- Required work -
Since the copy must match the original, write out each record word for word, skipping only the pictures.

- Provided data -
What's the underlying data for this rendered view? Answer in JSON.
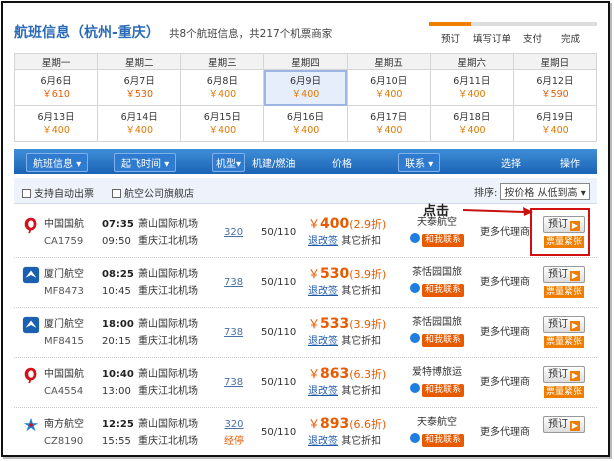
{
  "header": {
    "title": "航班信息（杭州-重庆）",
    "summary": "共8个航班信息，共217个机票商家"
  },
  "steps": [
    "预订",
    "填写订单",
    "支付",
    "完成"
  ],
  "calendar": {
    "weekdays": [
      "星期一",
      "星期二",
      "星期三",
      "星期四",
      "星期五",
      "星期六",
      "星期日"
    ],
    "weeks": [
      [
        {
          "date": "6月6日",
          "price": "￥610"
        },
        {
          "date": "6月7日",
          "price": "￥530"
        },
        {
          "date": "6月8日",
          "price": "￥400"
        },
        {
          "date": "6月9日",
          "price": "￥400"
        },
        {
          "date": "6月10日",
          "price": "￥400"
        },
        {
          "date": "6月11日",
          "price": "￥400"
        },
        {
          "date": "6月12日",
          "price": "￥590"
        }
      ],
      [
        {
          "date": "6月13日",
          "price": "￥400"
        },
        {
          "date": "6月14日",
          "price": "￥400"
        },
        {
          "date": "6月15日",
          "price": "￥400"
        },
        {
          "date": "6月16日",
          "price": "￥400"
        },
        {
          "date": "6月17日",
          "price": "￥400"
        },
        {
          "date": "6月18日",
          "price": "￥400"
        },
        {
          "date": "6月19日",
          "price": "￥400"
        }
      ]
    ],
    "selected": "6月9日"
  },
  "columns": {
    "flight_info": "航班信息",
    "depart_time": "起飞时间",
    "aircraft": "机型",
    "fuel": "机建/燃油",
    "price": "价格",
    "contact": "联系",
    "select": "选择",
    "action": "操作"
  },
  "filters": {
    "auto_issue": "支持自动出票",
    "flagship": "航空公司旗舰店",
    "sort_label": "排序:",
    "sort_value": "按价格 从低到高"
  },
  "annotation": "点击",
  "flights": [
    {
      "airline": "中国国航",
      "flight": "CA1759",
      "dep_time": "07:35",
      "arr_time": "09:50",
      "dep_airport": "萧山国际机场",
      "arr_airport": "重庆江北机场",
      "aircraft": "320",
      "aircraft_note": "",
      "fuel": "50/110",
      "price": "400",
      "discount": "(2.9折)",
      "refund": "退改签",
      "other": "其它折扣",
      "agency": "天泰航空",
      "help": "和我联系",
      "more": "更多代理商",
      "book": "预订",
      "tight": "票量紧张"
    },
    {
      "airline": "厦门航空",
      "flight": "MF8473",
      "dep_time": "08:25",
      "arr_time": "10:45",
      "dep_airport": "萧山国际机场",
      "arr_airport": "重庆江北机场",
      "aircraft": "738",
      "aircraft_note": "",
      "fuel": "50/110",
      "price": "530",
      "discount": "(3.9折)",
      "refund": "退改签",
      "other": "其它折扣",
      "agency": "茶恬园国旅",
      "help": "和我联系",
      "more": "更多代理商",
      "book": "预订",
      "tight": "票量紧张"
    },
    {
      "airline": "厦门航空",
      "flight": "MF8415",
      "dep_time": "18:00",
      "arr_time": "20:15",
      "dep_airport": "萧山国际机场",
      "arr_airport": "重庆江北机场",
      "aircraft": "738",
      "aircraft_note": "",
      "fuel": "50/110",
      "price": "533",
      "discount": "(3.9折)",
      "refund": "退改签",
      "other": "其它折扣",
      "agency": "茶恬园国旅",
      "help": "和我联系",
      "more": "更多代理商",
      "book": "预订",
      "tight": "票量紧张"
    },
    {
      "airline": "中国国航",
      "flight": "CA4554",
      "dep_time": "10:40",
      "arr_time": "13:00",
      "dep_airport": "萧山国际机场",
      "arr_airport": "重庆江北机场",
      "aircraft": "738",
      "aircraft_note": "",
      "fuel": "50/110",
      "price": "863",
      "discount": "(6.3折)",
      "refund": "退改签",
      "other": "其它折扣",
      "agency": "爱特博旅运",
      "help": "和我联系",
      "more": "更多代理商",
      "book": "预订",
      "tight": "票量紧张"
    },
    {
      "airline": "南方航空",
      "flight": "CZ8190",
      "dep_time": "12:25",
      "arr_time": "15:55",
      "dep_airport": "萧山国际机场",
      "arr_airport": "重庆江北机场",
      "aircraft": "320",
      "aircraft_note": "经停",
      "fuel": "50/110",
      "price": "893",
      "discount": "(6.6折)",
      "refund": "退改签",
      "other": "其它折扣",
      "agency": "天泰航空",
      "help": "和我联系",
      "more": "更多代理商",
      "book": "预订",
      "tight": ""
    }
  ],
  "colors": {
    "accent": "#2a6bb8",
    "price": "#e85a00",
    "bar": "#1b63b5",
    "highlight": "#d01010"
  }
}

- Result of this task -
What's the underlying data for this rendered view? Answer in JSON.
{
  "header": {
    "title": "航班信息（杭州-重庆）",
    "summary": "共8个航班信息，共217个机票商家"
  },
  "steps": [
    "预订",
    "填写订单",
    "支付",
    "完成"
  ],
  "calendar": {
    "weekdays": [
      "星期一",
      "星期二",
      "星期三",
      "星期四",
      "星期五",
      "星期六",
      "星期日"
    ],
    "weeks": [
      [
        {
          "date": "6月6日",
          "price": "￥610"
        },
        {
          "date": "6月7日",
          "price": "￥530"
        },
        {
          "date": "6月8日",
          "price": "￥400"
        },
        {
          "date": "6月9日",
          "price": "￥400"
        },
        {
          "date": "6月10日",
          "price": "￥400"
        },
        {
          "date": "6月11日",
          "price": "￥400"
        },
        {
          "date": "6月12日",
          "price": "￥590"
        }
      ],
      [
        {
          "date": "6月13日",
          "price": "￥400"
        },
        {
          "date": "6月14日",
          "price": "￥400"
        },
        {
          "date": "6月15日",
          "price": "￥400"
        },
        {
          "date": "6月16日",
          "price": "￥400"
        },
        {
          "date": "6月17日",
          "price": "￥400"
        },
        {
          "date": "6月18日",
          "price": "￥400"
        },
        {
          "date": "6月19日",
          "price": "￥400"
        }
      ]
    ],
    "selected": "6月9日"
  },
  "columns": {
    "flight_info": "航班信息",
    "depart_time": "起飞时间",
    "aircraft": "机型",
    "fuel": "机建/燃油",
    "price": "价格",
    "contact": "联系",
    "select": "选择",
    "action": "操作"
  },
  "filters": {
    "auto_issue": "支持自动出票",
    "flagship": "航空公司旗舰店",
    "sort_label": "排序:",
    "sort_value": "按价格 从低到高"
  },
  "annotation": "点击",
  "flights": [
    {
      "airline": "中国国航",
      "flight": "CA1759",
      "dep_time": "07:35",
      "arr_time": "09:50",
      "dep_airport": "萧山国际机场",
      "arr_airport": "重庆江北机场",
      "aircraft": "320",
      "aircraft_note": "",
      "fuel": "50/110",
      "price": "400",
      "discount": "(2.9折)",
      "refund": "退改签",
      "other": "其它折扣",
      "agency": "天泰航空",
      "help": "和我联系",
      "more": "更多代理商",
      "book": "预订",
      "tight": "票量紧张"
    },
    {
      "airline": "厦门航空",
      "flight": "MF8473",
      "dep_time": "08:25",
      "arr_time": "10:45",
      "dep_airport": "萧山国际机场",
      "arr_airport": "重庆江北机场",
      "aircraft": "738",
      "aircraft_note": "",
      "fuel": "50/110",
      "price": "530",
      "discount": "(3.9折)",
      "refund": "退改签",
      "other": "其它折扣",
      "agency": "茶恬园国旅",
      "help": "和我联系",
      "more": "更多代理商",
      "book": "预订",
      "tight": "票量紧张"
    },
    {
      "airline": "厦门航空",
      "flight": "MF8415",
      "dep_time": "18:00",
      "arr_time": "20:15",
      "dep_airport": "萧山国际机场",
      "arr_airport": "重庆江北机场",
      "aircraft": "738",
      "aircraft_note": "",
      "fuel": "50/110",
      "price": "533",
      "discount": "(3.9折)",
      "refund": "退改签",
      "other": "其它折扣",
      "agency": "茶恬园国旅",
      "help": "和我联系",
      "more": "更多代理商",
      "book": "预订",
      "tight": "票量紧张"
    },
    {
      "airline": "中国国航",
      "flight": "CA4554",
      "dep_time": "10:40",
      "arr_time": "13:00",
      "dep_airport": "萧山国际机场",
      "arr_airport": "重庆江北机场",
      "aircraft": "738",
      "aircraft_note": "",
      "fuel": "50/110",
      "price": "863",
      "discount": "(6.3折)",
      "refund": "退改签",
      "other": "其它折扣",
      "agency": "爱特博旅运",
      "help": "和我联系",
      "more": "更多代理商",
      "book": "预订",
      "tight": "票量紧张"
    },
    {
      "airline": "南方航空",
      "flight": "CZ8190",
      "dep_time": "12:25",
      "arr_time": "15:55",
      "dep_airport": "萧山国际机场",
      "arr_airport": "重庆江北机场",
      "aircraft": "320",
      "aircraft_note": "经停",
      "fuel": "50/110",
      "price": "893",
      "discount": "(6.6折)",
      "refund": "退改签",
      "other": "其它折扣",
      "agency": "天泰航空",
      "help": "和我联系",
      "more": "更多代理商",
      "book": "预订",
      "tight": ""
    }
  ],
  "colors": {
    "accent": "#2a6bb8",
    "price": "#e85a00",
    "bar": "#1b63b5",
    "highlight": "#d01010"
  }
}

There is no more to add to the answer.